What does it mean to be “productive”? In our hurried hustle culture, productivity is getting things done; it’s getting results; it’s producing a concrete product. The curse of capitalism is we become workers on an assembly line— our worth measured in terms of input and output. Reduced to economics, our value is calculated in dollars and cents, our status determined by how much we contribute to the deranged hamster wheel of production and consumption.
However, in writing and in art, productivity doesn’t always look productive. Sometimes productivity is playing and puttering; sometimes it’s pointless daydreams and blissful reveries; sometimes it’s sitting at your desk all day and not writing a single sentence you like. When we feel as though we’ve squandered our day, we must remember that idleness is indispensable to creativity. As inspiring, incandescent spirit Brenda Ueland once wrote, “The imagination needs moodling,— long, inefficient, happy idling.”
Often times, we’re accomplishing a great deal when we appear to be “doing nothing.” When we’re doing the New York Times crossword puzzle, our minds are actually pondering the puzzle of how to conclude our symphony; when we’re luxuriating in a bubble bath, solutions to once unsolvable problems bubble up unbidden from our subconscious. Indeed, we usually get our best ideas— not when we’re at our desks, completely and utterly absorbed in a project— but when we’re doing something seemingly unrelated: going on a midsummer stroll, folding fresh laundry (One is reminded of Mozart, who said it was during promenades in the park that his ideas flowed most “abundantly”).
In a delightfully defiant passage, Sarton imagines what is (and isn’t) a waste of our time and challenges capitalistic notions of productivity:

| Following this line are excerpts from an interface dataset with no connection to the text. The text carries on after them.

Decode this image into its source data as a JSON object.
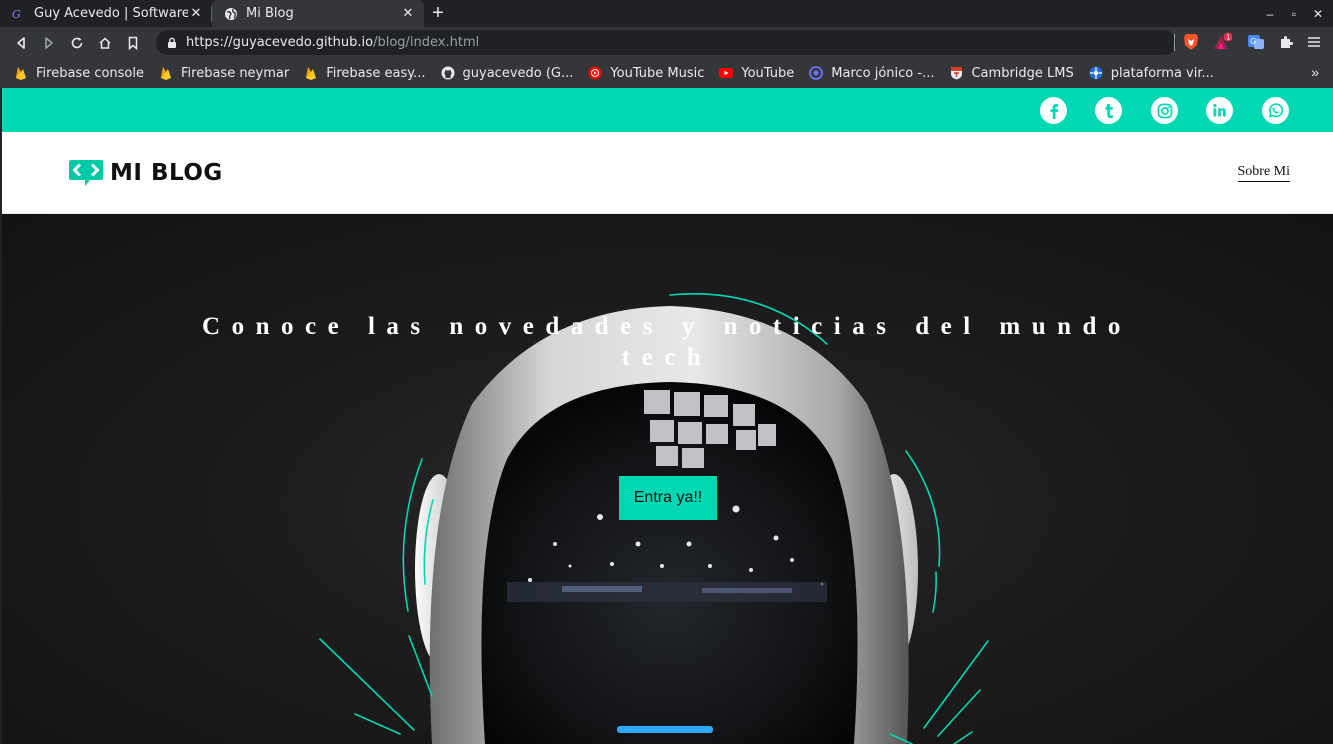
{
  "browser": {
    "tabs": [
      {
        "title": "Guy Acevedo | Software De",
        "active": false
      },
      {
        "title": "Mi Blog",
        "active": true
      }
    ],
    "new_tab": "+",
    "url": {
      "host": "https://guyacevedo.github.io",
      "path": "/blog/index.html"
    },
    "extension_badge": "1",
    "bookmarks": [
      {
        "label": "Firebase console",
        "icon": "firebase-icon"
      },
      {
        "label": "Firebase neymar",
        "icon": "firebase-icon"
      },
      {
        "label": "Firebase easy...",
        "icon": "firebase-icon"
      },
      {
        "label": "guyacevedo (G...",
        "icon": "github-icon"
      },
      {
        "label": "YouTube Music",
        "icon": "youtube-music-icon"
      },
      {
        "label": "YouTube",
        "icon": "youtube-icon"
      },
      {
        "label": "Marco jónico -...",
        "icon": "circle-icon"
      },
      {
        "label": "Cambridge LMS",
        "icon": "cambridge-icon"
      },
      {
        "label": "plataforma vir...",
        "icon": "globe-icon"
      }
    ],
    "bookmarks_more": "»"
  },
  "site": {
    "accent": "#00d8b4",
    "social": [
      "facebook-icon",
      "tumblr-icon",
      "instagram-icon",
      "linkedin-icon",
      "whatsapp-icon"
    ],
    "logo_text": "MI BLOG",
    "nav": {
      "about": "Sobre Mi"
    },
    "hero": {
      "title": "Conoce las novedades y noticias del mundo tech",
      "cta": "Entra ya!!"
    }
  }
}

“It is never a waste of time to be outdoors, and never a waste of time to lie down and rest even for a couple of hours. It is then that images float up and then I plan my work. But it is a waste of time to see people who have only a social surface to show….Time wasted is poison.”
What makes life worth living? In a November 11th entry, Sarton suggests living a contented life depends on having a higher goal, a mission, a purpose:
“We are whole or have intimations of what it means to be whole when the entire being— spirit, mind, nerves, flesh, the body itself— are concentrated toward a single end.”
Sadly, many people— particularly women— don’t have enough open, obligation-free hours to “concentrate on a single end.” They’re too busy juggling careers, changing diapers, carpooling their children to soccer practice. Most women’s days revolve around the needs of their husband and children. Rarely do they have time to pursue their own passions. The result? They feel aimless, adrift. Without a lighthouse to guide them back to the shores of the self, many women float without a purpose or direction. Much like Virginia Woolf, another accomplished diarist and feminist, Sarton laments:
“It is harder for women, perhaps to be ‘one-pointed,’ much harder for them to clear space around whatever it is they want to do beyond household chores and family life. Their lives are fragmented…this is the cry I get in so many letters— the cry not so much for ‘a room of one’s own’ as time of one’s own.”
If you’re feeling disconnected from yourself, heed Sarton’s advice and carve out time of your own. In the noise of everyday life, you might lose sight of who you are but in the silence of solitude, you’ll once again hear the whisperings of your own soul.